What type of cuisine most inspires you, what’s your paradigm?
The cuisine I use most as a reference is the type of cooking done in Cuba’s backcountry. With very few ingredients from which to choose, very few resources, and without any technology. That does not mean that Cuban cuisine is limited to what is done in the countryside; that would be erroneous. Sometimes, when we talk about Cuban-style service, or campesino-style, it is framed in that sense alone, and that is not exactly the case. What the large landowners, or aristocrats, used to eat in 17th and 18th-century Havana was very different from what was eaten in the countryside. In those big mansions, the slaves did the cooking. They made what their masters liked, but they also had an influence, added their touch, and that created a type of fusion in the cooking. Afterward, those slaves passed that on to the family. And when slavery was over, those recipes took other paths, and lasted until today.
Pork Tenderloin in Honey Mustard Sauce
Ingredients pork tenderloin
finely sliced garlic
extra virgin olive oil
Season the pork tenderloin with salt and pepper and brown lightly in a frying pan. Sautee the sliced garlic in olive oil and when it begins to turn brown, add honey and mustard. Mix well and cook for 1 minute over a low flame. Add pork tenderloin and finish cooking it in this sauce. Serve within 3 minutes.
Serving with sautéed Cuban tamales is recommended.
This dish may be savored at El Ajiaco restaurant, in Cojimar.

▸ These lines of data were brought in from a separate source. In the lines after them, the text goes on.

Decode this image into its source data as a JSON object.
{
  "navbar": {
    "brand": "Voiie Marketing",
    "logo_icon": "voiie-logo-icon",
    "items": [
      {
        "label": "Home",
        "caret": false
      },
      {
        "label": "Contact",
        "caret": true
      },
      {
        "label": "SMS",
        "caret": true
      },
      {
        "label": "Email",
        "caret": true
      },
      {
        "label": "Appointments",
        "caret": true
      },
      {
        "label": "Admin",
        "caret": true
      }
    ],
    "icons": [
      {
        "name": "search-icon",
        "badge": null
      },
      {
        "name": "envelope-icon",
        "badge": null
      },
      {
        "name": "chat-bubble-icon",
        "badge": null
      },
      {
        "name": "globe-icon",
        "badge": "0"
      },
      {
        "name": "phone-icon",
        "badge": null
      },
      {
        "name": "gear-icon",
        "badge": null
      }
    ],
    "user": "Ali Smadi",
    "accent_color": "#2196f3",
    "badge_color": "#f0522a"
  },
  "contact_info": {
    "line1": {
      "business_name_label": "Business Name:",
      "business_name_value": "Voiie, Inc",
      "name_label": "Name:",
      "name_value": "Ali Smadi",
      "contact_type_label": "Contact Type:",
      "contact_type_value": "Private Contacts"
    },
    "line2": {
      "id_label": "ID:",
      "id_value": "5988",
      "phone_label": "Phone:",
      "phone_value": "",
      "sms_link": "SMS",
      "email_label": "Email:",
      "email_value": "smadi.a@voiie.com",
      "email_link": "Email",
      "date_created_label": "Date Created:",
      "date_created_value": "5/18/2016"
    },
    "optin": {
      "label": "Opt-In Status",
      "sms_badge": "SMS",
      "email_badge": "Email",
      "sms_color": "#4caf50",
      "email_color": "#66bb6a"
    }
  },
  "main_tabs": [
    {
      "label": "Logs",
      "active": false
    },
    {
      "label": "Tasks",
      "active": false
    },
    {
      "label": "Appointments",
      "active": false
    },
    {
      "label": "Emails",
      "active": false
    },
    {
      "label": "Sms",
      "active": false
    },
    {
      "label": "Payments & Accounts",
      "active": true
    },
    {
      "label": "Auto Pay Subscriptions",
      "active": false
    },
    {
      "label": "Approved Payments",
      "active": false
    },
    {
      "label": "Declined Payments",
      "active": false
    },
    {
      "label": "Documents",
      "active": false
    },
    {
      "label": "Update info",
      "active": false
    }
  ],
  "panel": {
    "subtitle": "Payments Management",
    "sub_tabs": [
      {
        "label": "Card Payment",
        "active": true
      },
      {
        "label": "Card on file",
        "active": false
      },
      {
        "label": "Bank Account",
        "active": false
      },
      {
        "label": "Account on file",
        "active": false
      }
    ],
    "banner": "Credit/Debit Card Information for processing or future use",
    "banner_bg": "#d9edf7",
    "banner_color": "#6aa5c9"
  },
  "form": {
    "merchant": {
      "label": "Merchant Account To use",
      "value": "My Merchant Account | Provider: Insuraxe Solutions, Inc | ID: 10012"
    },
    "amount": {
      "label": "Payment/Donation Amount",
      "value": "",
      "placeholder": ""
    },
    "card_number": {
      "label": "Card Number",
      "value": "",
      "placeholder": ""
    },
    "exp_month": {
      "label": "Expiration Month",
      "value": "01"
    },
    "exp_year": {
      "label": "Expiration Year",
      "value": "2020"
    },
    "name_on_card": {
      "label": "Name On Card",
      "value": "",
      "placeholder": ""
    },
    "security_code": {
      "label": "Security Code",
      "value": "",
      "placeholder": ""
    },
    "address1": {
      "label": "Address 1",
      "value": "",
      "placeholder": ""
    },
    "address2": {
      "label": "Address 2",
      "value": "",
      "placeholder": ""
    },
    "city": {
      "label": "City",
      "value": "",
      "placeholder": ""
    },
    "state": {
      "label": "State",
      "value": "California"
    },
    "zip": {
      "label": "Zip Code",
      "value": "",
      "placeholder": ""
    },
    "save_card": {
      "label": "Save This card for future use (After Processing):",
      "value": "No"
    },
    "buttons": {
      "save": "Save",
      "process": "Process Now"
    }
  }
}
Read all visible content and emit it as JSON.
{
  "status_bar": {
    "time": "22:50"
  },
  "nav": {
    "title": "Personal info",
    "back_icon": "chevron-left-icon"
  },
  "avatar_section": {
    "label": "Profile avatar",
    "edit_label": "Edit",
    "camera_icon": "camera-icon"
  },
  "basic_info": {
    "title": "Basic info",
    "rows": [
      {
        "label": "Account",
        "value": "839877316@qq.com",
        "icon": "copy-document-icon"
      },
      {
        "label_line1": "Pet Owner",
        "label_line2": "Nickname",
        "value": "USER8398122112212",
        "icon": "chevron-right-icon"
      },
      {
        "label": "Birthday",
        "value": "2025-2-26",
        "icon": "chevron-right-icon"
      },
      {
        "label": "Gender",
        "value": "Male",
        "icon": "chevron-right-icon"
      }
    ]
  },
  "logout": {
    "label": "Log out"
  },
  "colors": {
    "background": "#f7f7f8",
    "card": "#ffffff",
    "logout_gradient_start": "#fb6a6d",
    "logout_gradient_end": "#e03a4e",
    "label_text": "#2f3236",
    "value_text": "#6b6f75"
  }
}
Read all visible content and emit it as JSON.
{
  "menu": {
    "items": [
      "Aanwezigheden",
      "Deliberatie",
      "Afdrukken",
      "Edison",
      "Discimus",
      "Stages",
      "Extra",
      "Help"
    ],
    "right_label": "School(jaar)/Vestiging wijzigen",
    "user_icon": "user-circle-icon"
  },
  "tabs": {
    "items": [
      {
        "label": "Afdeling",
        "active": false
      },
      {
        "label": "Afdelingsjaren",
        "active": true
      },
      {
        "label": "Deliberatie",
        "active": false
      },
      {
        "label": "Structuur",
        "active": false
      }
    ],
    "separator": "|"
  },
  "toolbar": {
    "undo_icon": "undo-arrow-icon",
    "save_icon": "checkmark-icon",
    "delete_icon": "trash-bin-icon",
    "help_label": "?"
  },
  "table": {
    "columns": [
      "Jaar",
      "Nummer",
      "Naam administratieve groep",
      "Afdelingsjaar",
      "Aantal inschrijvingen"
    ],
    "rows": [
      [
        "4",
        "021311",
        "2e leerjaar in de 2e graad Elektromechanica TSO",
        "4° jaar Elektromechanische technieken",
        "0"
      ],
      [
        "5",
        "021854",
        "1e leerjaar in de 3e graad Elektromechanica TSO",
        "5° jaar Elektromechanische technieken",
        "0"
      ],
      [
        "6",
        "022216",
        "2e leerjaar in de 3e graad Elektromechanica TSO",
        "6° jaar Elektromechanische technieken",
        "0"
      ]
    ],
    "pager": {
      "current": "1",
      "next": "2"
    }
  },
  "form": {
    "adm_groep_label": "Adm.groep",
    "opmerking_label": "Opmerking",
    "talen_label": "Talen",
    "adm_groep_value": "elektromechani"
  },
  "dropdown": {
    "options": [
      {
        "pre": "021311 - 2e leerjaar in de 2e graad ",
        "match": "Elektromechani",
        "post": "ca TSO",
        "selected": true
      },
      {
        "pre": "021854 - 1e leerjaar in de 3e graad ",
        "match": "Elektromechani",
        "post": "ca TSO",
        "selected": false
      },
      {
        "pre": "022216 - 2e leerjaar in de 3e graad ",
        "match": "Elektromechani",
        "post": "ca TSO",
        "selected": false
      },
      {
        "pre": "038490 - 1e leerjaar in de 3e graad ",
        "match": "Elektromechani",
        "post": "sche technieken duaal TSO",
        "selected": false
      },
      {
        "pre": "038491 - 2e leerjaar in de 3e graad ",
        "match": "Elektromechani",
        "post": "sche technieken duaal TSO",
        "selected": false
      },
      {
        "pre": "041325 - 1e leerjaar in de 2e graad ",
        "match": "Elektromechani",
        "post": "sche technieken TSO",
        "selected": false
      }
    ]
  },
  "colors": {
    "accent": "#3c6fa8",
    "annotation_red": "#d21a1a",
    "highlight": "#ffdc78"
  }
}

*Chef Ángel Rafael Roque Gómez (b. April 1975). Earned a degree in Tourism in 2008. Graduated from the Sergio Pérez school as a professional cook in 1999. Now works for two restaurants: the Habaguanex company’s Café del Oriente and the Café Ajiaco in Cojímar, which he co-owns with chef Carlos Fuster Pérez.